* **What to work on**
Among the entries that follow, how many lines contain the string "AppTheme"? Write the number alone.

-------- Information --------

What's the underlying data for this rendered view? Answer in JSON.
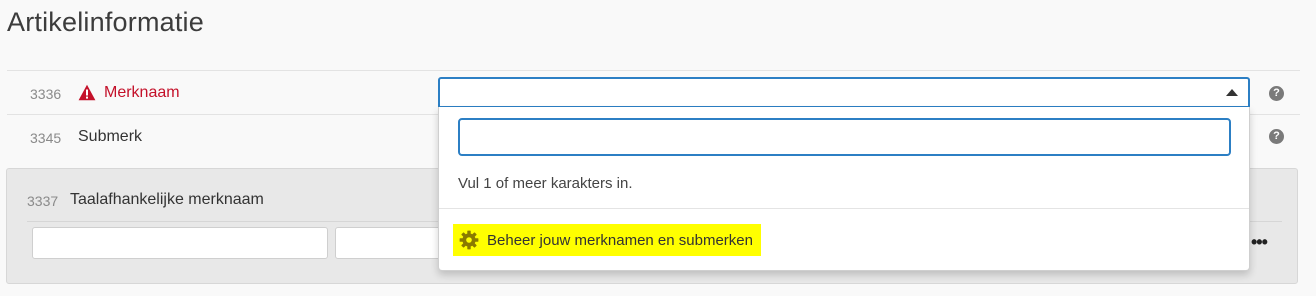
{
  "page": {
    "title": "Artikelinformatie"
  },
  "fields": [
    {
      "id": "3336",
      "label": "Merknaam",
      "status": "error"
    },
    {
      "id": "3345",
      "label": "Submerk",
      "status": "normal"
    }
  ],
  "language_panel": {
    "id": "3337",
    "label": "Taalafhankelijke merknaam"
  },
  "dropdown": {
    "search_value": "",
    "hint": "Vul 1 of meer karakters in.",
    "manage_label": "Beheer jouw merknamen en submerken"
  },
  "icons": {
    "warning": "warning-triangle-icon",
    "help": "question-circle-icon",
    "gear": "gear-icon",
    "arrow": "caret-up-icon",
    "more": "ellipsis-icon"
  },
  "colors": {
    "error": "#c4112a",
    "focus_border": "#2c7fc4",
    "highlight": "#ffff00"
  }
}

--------
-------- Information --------

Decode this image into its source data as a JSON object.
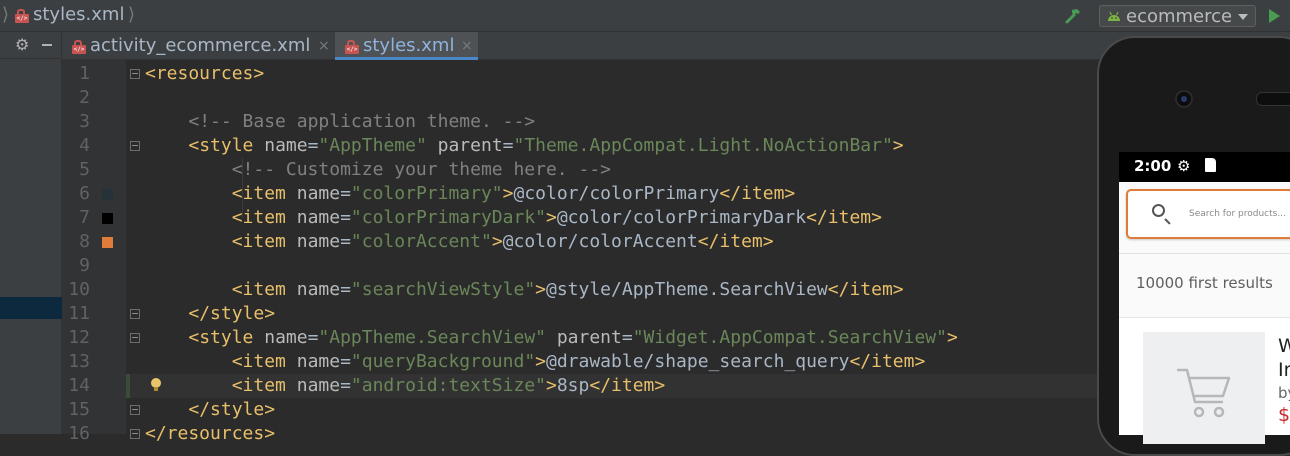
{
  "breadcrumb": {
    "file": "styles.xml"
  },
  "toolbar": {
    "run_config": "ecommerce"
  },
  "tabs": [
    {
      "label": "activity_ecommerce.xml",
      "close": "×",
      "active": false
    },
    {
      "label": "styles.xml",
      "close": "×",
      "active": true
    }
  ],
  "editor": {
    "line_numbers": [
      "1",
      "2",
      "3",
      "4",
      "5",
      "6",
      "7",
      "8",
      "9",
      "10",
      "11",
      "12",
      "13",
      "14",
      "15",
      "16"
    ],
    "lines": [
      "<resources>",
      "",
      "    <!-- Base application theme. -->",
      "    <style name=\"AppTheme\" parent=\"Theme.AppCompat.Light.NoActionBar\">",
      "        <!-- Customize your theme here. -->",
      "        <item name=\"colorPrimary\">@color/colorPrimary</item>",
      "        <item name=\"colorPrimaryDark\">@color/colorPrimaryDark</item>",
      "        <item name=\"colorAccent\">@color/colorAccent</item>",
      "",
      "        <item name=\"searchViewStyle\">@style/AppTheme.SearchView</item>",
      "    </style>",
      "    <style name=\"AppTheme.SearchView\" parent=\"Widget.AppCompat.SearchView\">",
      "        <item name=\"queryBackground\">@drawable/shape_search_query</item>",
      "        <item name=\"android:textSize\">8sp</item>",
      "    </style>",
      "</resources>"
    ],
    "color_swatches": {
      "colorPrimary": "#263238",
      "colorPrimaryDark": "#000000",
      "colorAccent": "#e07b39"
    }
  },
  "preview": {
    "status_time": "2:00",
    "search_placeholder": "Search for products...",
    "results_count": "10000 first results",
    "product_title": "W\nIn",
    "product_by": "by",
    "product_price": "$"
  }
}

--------

* **Answer to the problem**
3